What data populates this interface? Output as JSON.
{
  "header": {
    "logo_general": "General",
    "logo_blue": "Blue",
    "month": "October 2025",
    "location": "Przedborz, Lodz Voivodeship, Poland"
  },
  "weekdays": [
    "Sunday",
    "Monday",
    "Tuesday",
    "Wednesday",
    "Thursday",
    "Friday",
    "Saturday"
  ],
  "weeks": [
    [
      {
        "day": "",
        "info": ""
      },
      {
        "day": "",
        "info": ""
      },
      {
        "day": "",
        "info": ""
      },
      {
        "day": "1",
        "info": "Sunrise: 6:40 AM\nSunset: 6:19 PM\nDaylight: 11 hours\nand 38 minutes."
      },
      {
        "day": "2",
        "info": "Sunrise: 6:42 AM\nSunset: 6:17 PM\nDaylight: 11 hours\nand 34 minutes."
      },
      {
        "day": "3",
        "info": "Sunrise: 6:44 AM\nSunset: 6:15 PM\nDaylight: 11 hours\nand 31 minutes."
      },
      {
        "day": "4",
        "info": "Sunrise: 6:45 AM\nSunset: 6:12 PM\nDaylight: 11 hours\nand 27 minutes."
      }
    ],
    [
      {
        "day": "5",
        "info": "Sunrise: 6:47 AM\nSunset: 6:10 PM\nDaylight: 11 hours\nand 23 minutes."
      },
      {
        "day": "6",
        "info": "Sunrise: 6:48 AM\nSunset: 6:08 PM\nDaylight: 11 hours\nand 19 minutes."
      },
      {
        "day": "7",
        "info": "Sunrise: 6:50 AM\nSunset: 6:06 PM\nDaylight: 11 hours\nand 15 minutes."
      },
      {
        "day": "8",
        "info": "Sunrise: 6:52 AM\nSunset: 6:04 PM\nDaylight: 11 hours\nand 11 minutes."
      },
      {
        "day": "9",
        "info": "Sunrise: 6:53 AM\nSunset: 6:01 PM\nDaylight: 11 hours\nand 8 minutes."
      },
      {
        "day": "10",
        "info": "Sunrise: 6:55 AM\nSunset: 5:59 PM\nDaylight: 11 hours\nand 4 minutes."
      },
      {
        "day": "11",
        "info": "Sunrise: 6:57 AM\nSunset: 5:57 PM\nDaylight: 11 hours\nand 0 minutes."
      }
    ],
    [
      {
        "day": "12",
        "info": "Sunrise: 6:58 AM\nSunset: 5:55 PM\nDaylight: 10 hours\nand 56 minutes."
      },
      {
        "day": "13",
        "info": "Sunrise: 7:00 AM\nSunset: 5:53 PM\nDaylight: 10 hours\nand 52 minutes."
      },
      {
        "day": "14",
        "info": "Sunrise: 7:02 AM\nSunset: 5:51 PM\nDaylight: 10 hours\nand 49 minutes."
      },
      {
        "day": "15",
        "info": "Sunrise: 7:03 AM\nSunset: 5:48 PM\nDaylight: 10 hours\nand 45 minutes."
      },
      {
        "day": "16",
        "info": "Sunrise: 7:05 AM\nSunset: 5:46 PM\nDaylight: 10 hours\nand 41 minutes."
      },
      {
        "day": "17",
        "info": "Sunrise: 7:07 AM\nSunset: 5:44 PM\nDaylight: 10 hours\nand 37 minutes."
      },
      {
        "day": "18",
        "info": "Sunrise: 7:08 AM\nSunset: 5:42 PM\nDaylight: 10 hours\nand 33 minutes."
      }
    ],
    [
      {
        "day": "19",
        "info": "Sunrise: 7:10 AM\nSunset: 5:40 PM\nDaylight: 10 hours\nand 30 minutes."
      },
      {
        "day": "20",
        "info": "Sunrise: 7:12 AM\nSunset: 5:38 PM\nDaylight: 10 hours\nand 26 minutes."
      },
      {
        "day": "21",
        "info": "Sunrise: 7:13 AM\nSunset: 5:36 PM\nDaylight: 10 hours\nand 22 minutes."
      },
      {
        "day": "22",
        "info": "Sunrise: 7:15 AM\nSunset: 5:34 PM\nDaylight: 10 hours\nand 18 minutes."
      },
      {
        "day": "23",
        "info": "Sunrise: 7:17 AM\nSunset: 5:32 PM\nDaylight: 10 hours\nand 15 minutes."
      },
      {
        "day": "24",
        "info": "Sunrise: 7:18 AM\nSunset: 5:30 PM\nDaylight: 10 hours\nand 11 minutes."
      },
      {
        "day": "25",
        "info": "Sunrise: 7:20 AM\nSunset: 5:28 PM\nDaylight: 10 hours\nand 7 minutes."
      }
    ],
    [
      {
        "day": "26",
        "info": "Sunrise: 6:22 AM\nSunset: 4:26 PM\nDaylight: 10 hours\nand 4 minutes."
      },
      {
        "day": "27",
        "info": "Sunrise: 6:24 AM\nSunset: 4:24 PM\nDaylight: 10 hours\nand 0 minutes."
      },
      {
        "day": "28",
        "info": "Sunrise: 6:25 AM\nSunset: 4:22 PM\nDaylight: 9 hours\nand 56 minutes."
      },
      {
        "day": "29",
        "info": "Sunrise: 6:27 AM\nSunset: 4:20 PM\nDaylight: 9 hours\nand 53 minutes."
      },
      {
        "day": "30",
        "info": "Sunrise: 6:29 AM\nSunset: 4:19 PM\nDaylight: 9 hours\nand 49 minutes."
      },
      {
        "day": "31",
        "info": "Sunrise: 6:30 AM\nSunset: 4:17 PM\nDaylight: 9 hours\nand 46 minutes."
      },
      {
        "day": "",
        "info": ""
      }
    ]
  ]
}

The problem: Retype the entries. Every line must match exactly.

Solution to this exercise:
What data populates this interface? Output as JSON.
{
  "header": {
    "logo_general": "General",
    "logo_blue": "Blue",
    "month": "October 2025",
    "location": "Przedborz, Lodz Voivodeship, Poland"
  },
  "weekdays": [
    "Sunday",
    "Monday",
    "Tuesday",
    "Wednesday",
    "Thursday",
    "Friday",
    "Saturday"
  ],
  "weeks": [
    [
      {
        "day": "",
        "info": ""
      },
      {
        "day": "",
        "info": ""
      },
      {
        "day": "",
        "info": ""
      },
      {
        "day": "1",
        "info": "Sunrise: 6:40 AM\nSunset: 6:19 PM\nDaylight: 11 hours\nand 38 minutes."
      },
      {
        "day": "2",
        "info": "Sunrise: 6:42 AM\nSunset: 6:17 PM\nDaylight: 11 hours\nand 34 minutes."
      },
      {
        "day": "3",
        "info": "Sunrise: 6:44 AM\nSunset: 6:15 PM\nDaylight: 11 hours\nand 31 minutes."
      },
      {
        "day": "4",
        "info": "Sunrise: 6:45 AM\nSunset: 6:12 PM\nDaylight: 11 hours\nand 27 minutes."
      }
    ],
    [
      {
        "day": "5",
        "info": "Sunrise: 6:47 AM\nSunset: 6:10 PM\nDaylight: 11 hours\nand 23 minutes."
      },
      {
        "day": "6",
        "info": "Sunrise: 6:48 AM\nSunset: 6:08 PM\nDaylight: 11 hours\nand 19 minutes."
      },
      {
        "day": "7",
        "info": "Sunrise: 6:50 AM\nSunset: 6:06 PM\nDaylight: 11 hours\nand 15 minutes."
      },
      {
        "day": "8",
        "info": "Sunrise: 6:52 AM\nSunset: 6:04 PM\nDaylight: 11 hours\nand 11 minutes."
      },
      {
        "day": "9",
        "info": "Sunrise: 6:53 AM\nSunset: 6:01 PM\nDaylight: 11 hours\nand 8 minutes."
      },
      {
        "day": "10",
        "info": "Sunrise: 6:55 AM\nSunset: 5:59 PM\nDaylight: 11 hours\nand 4 minutes."
      },
      {
        "day": "11",
        "info": "Sunrise: 6:57 AM\nSunset: 5:57 PM\nDaylight: 11 hours\nand 0 minutes."
      }
    ],
    [
      {
        "day": "12",
        "info": "Sunrise: 6:58 AM\nSunset: 5:55 PM\nDaylight: 10 hours\nand 56 minutes."
      },
      {
        "day": "13",
        "info": "Sunrise: 7:00 AM\nSunset: 5:53 PM\nDaylight: 10 hours\nand 52 minutes."
      },
      {
        "day": "14",
        "info": "Sunrise: 7:02 AM\nSunset: 5:51 PM\nDaylight: 10 hours\nand 49 minutes."
      },
      {
        "day": "15",
        "info": "Sunrise: 7:03 AM\nSunset: 5:48 PM\nDaylight: 10 hours\nand 45 minutes."
      },
      {
        "day": "16",
        "info": "Sunrise: 7:05 AM\nSunset: 5:46 PM\nDaylight: 10 hours\nand 41 minutes."
      },
      {
        "day": "17",
        "info": "Sunrise: 7:07 AM\nSunset: 5:44 PM\nDaylight: 10 hours\nand 37 minutes."
      },
      {
        "day": "18",
        "info": "Sunrise: 7:08 AM\nSunset: 5:42 PM\nDaylight: 10 hours\nand 33 minutes."
      }
    ],
    [
      {
        "day": "19",
        "info": "Sunrise: 7:10 AM\nSunset: 5:40 PM\nDaylight: 10 hours\nand 30 minutes."
      },
      {
        "day": "20",
        "info": "Sunrise: 7:12 AM\nSunset: 5:38 PM\nDaylight: 10 hours\nand 26 minutes."
      },
      {
        "day": "21",
        "info": "Sunrise: 7:13 AM\nSunset: 5:36 PM\nDaylight: 10 hours\nand 22 minutes."
      },
      {
        "day": "22",
        "info": "Sunrise: 7:15 AM\nSunset: 5:34 PM\nDaylight: 10 hours\nand 18 minutes."
      },
      {
        "day": "23",
        "info": "Sunrise: 7:17 AM\nSunset: 5:32 PM\nDaylight: 10 hours\nand 15 minutes."
      },
      {
        "day": "24",
        "info": "Sunrise: 7:18 AM\nSunset: 5:30 PM\nDaylight: 10 hours\nand 11 minutes."
      },
      {
        "day": "25",
        "info": "Sunrise: 7:20 AM\nSunset: 5:28 PM\nDaylight: 10 hours\nand 7 minutes."
      }
    ],
    [
      {
        "day": "26",
        "info": "Sunrise: 6:22 AM\nSunset: 4:26 PM\nDaylight: 10 hours\nand 4 minutes."
      },
      {
        "day": "27",
        "info": "Sunrise: 6:24 AM\nSunset: 4:24 PM\nDaylight: 10 hours\nand 0 minutes."
      },
      {
        "day": "28",
        "info": "Sunrise: 6:25 AM\nSunset: 4:22 PM\nDaylight: 9 hours\nand 56 minutes."
      },
      {
        "day": "29",
        "info": "Sunrise: 6:27 AM\nSunset: 4:20 PM\nDaylight: 9 hours\nand 53 minutes."
      },
      {
        "day": "30",
        "info": "Sunrise: 6:29 AM\nSunset: 4:19 PM\nDaylight: 9 hours\nand 49 minutes."
      },
      {
        "day": "31",
        "info": "Sunrise: 6:30 AM\nSunset: 4:17 PM\nDaylight: 9 hours\nand 46 minutes."
      },
      {
        "day": "",
        "info": ""
      }
    ]
  ]
}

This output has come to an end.